Just down the road from the main square, we found a concrete pyramid dedicated to a former dictator. It looked dull, abandoned and demolished, but that was just from an adult’s perspective. The children had a lot of fun there pretending that the pyramid was a toboggan. If you want to practice free-range parenting, this is the perfect place. It can be very dangerous when the children come down, but I let them develop their independence on this dictatorial monument. Finally, they declared that this ugly pyramid was the best attraction in the city.
Pyramid of Tirana became toboggan
Murat Toptani street
Murat Toptani street is a lovely place to stroll around, far away from traffic, but there is nothing much to see: trees, coffee shops, and boutiques all along both sides of the street.
A pedestrianized street in central Tirana leading on to Skenderbeg square
At the beginning of the street, there is a big shopping mall with a playground on the 6th floor. We prefer to go to parks or outdoor playgrounds, but heavy rain didn’t leave us much choice that day. It is good to leave kids in some playground area in a foreign country because when they get bored, they don’t know how to say, “Call my mum!”
Reja “The Cloud” (Tirana)
If you want to encourage your children’s imagination, you could show them this piece of art called ‘Cloud’ in the front of the National Art gallery in the city center. It is interesting to ask kids the question of what this object represents. Our 5-year-old historian of art told me, “It’s a lot of white sticks someone put together!” What an interpretation of modern art! I told them it was actually a cloud, but they didn’t believe me.
The cloud structure outside the museum
When someone asks me how our poor children handle all these changes during our travels, I just show this photo of their survival moments.
Where to eat in Tirana?
If you would like to taste traditional Albanian cuisine and experience authentic ambiance as well, Oda restaurant is a great choice. We felt like we were walking into someone’s house with its traditional furniture, dolls with folk costumes and family pictures on the walls as a reminder of old times. They had a few vegetarian options on the menu too, like pepper stuffed with cheese, beans in tomato sauce, eggplants with vegetables and delicious yogurt.

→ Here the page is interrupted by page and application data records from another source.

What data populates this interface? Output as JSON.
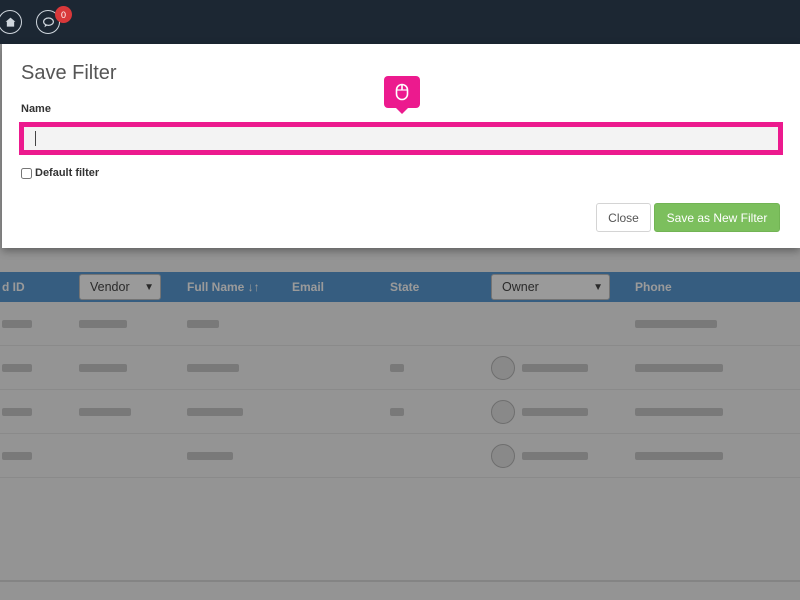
{
  "topbar": {
    "notification_count": "0",
    "icons": [
      "home-icon",
      "chat-icon"
    ]
  },
  "table": {
    "headers": {
      "id": "d ID",
      "vendor": "Vendor",
      "full_name": "Full Name ↓↑",
      "email": "Email",
      "state": "State",
      "owner": "Owner",
      "phone": "Phone"
    }
  },
  "modal": {
    "title": "Save Filter",
    "name_label": "Name",
    "name_value": "",
    "default_filter_label": "Default filter",
    "default_filter_checked": false,
    "close_label": "Close",
    "save_label": "Save as New Filter"
  },
  "colors": {
    "accent": "#ec1a8e",
    "save_button": "#7cbf5d",
    "table_header": "#4a91cf",
    "topbar": "#1c2733",
    "badge": "#d9383a"
  }
}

Traditional and modern food at reasonable prices
Five minutes later
We also had lunch in the modern Albanian restaurant Era Villa which had more vegetarian options, but the atmosphere wasn’t that cozy. We didn’t feel like we were in Albania. The good thing was we didn’t have to pay for lunch because an umbrella suddenly fell down at our table and we almost got hurt. As compensation, we ate for free.
To come to Albania and not taste the Byrek

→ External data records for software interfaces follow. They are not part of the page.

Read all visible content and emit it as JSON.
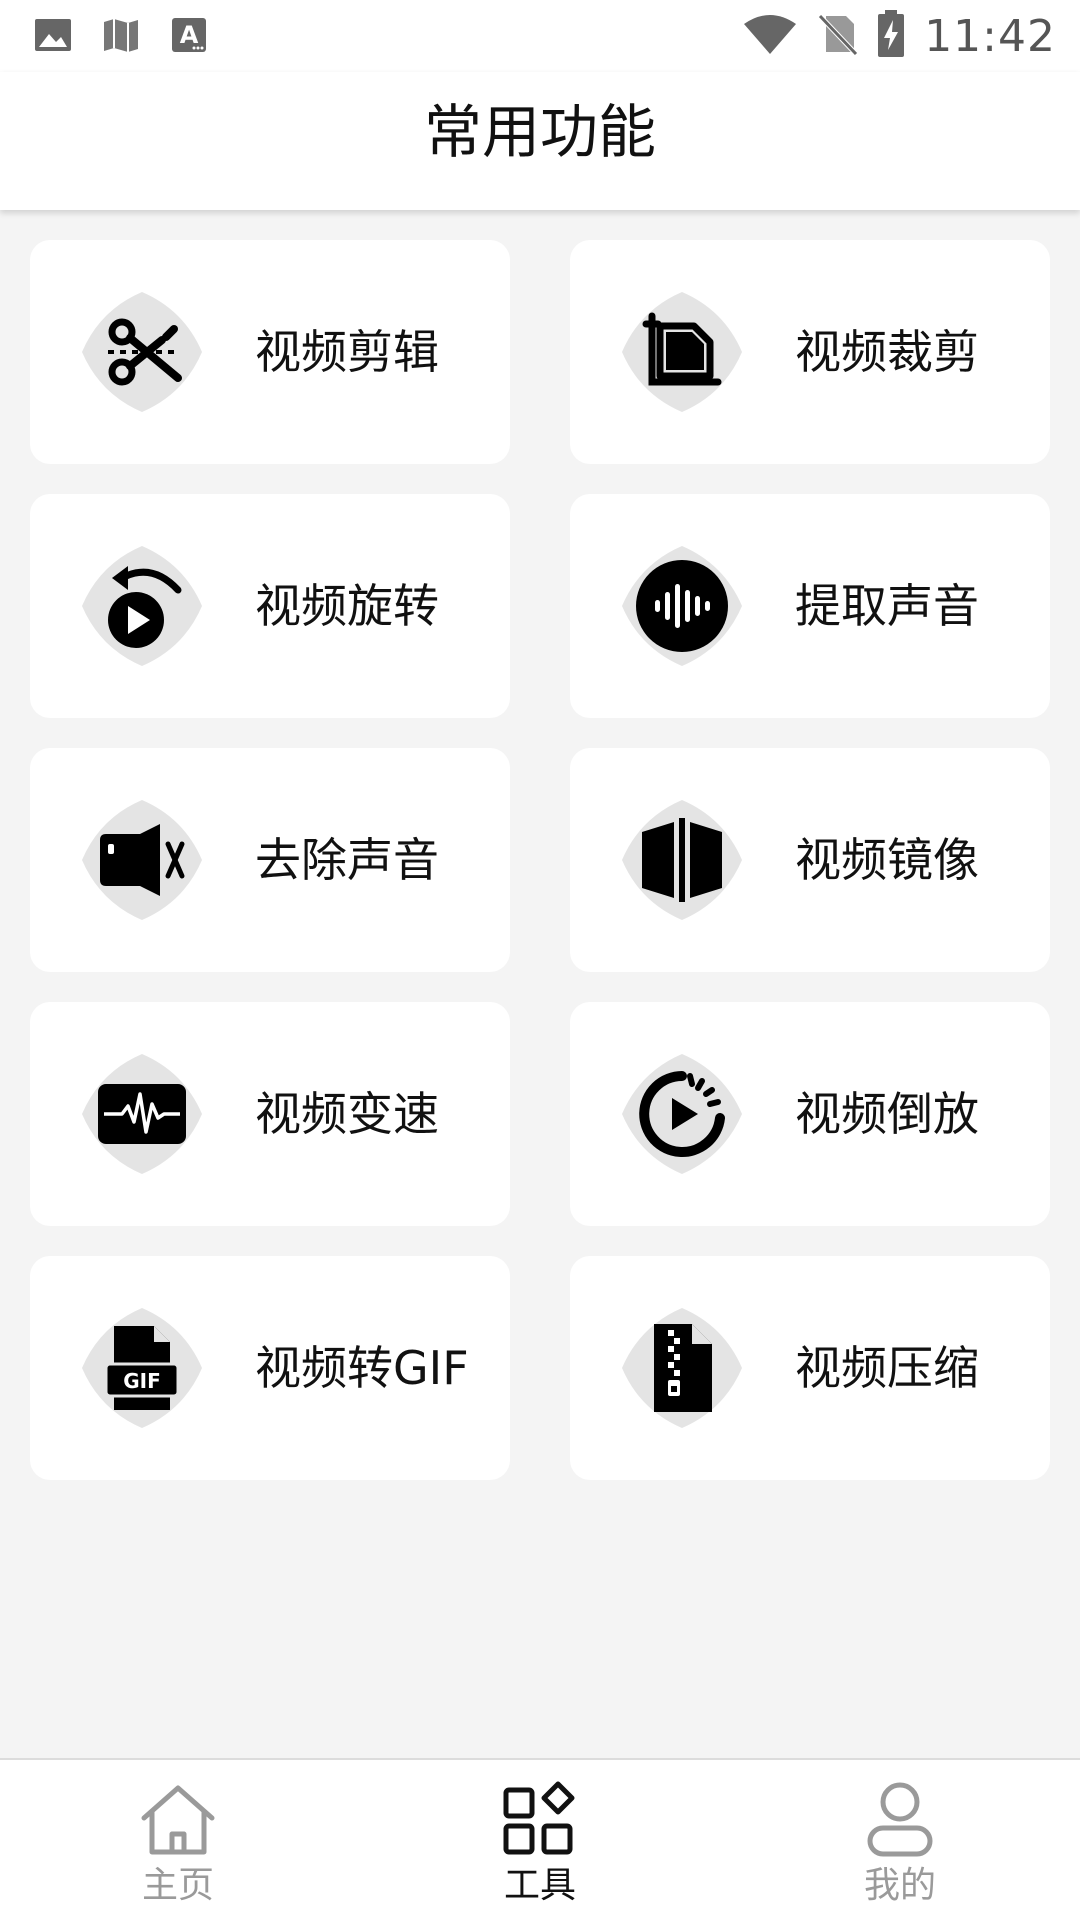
{
  "status_bar": {
    "time": "11:42",
    "left_icons": [
      "image-icon",
      "map-icon",
      "font-icon"
    ],
    "right_icons": [
      "wifi-icon",
      "no-sim-icon",
      "battery-charging-icon"
    ]
  },
  "header": {
    "title": "常用功能"
  },
  "tools": [
    {
      "label": "视频剪辑",
      "icon": "scissors-icon"
    },
    {
      "label": "视频裁剪",
      "icon": "crop-icon"
    },
    {
      "label": "视频旋转",
      "icon": "rotate-icon"
    },
    {
      "label": "提取声音",
      "icon": "audio-wave-icon"
    },
    {
      "label": "去除声音",
      "icon": "mute-icon"
    },
    {
      "label": "视频镜像",
      "icon": "mirror-icon"
    },
    {
      "label": "视频变速",
      "icon": "speed-wave-icon"
    },
    {
      "label": "视频倒放",
      "icon": "reverse-play-icon"
    },
    {
      "label": "视频转GIF",
      "icon": "gif-file-icon"
    },
    {
      "label": "视频压缩",
      "icon": "zip-file-icon"
    }
  ],
  "bottom_nav": {
    "items": [
      {
        "label": "主页",
        "icon": "home-icon",
        "active": false
      },
      {
        "label": "工具",
        "icon": "tools-grid-icon",
        "active": true
      },
      {
        "label": "我的",
        "icon": "profile-icon",
        "active": false
      }
    ]
  },
  "colors": {
    "background": "#f4f4f4",
    "card": "#ffffff",
    "icon_blob": "#e4e4e4",
    "icon_fg": "#000000",
    "nav_inactive": "#9a9a9a",
    "nav_active": "#111111"
  }
}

is like visiting Egypt and not seeing the Pyramids. For those who don’t know, it can be described as layers of pastry filled with cheese, meat or vegetables. Sounds easy, but making a good Byrek is like a secret passed on from generation to generation. You can find Byrek in small bakeries everywhere. If we asked the kids what they would want to eat for the rest of their life, they would say Byrek. You can read more about the best Albanian Byrek in my story about Skadar
Byrek is the best souvenir
If you travel to Albania, you might find some inspiration in our travel stories, because we try to look at things from the new point of view.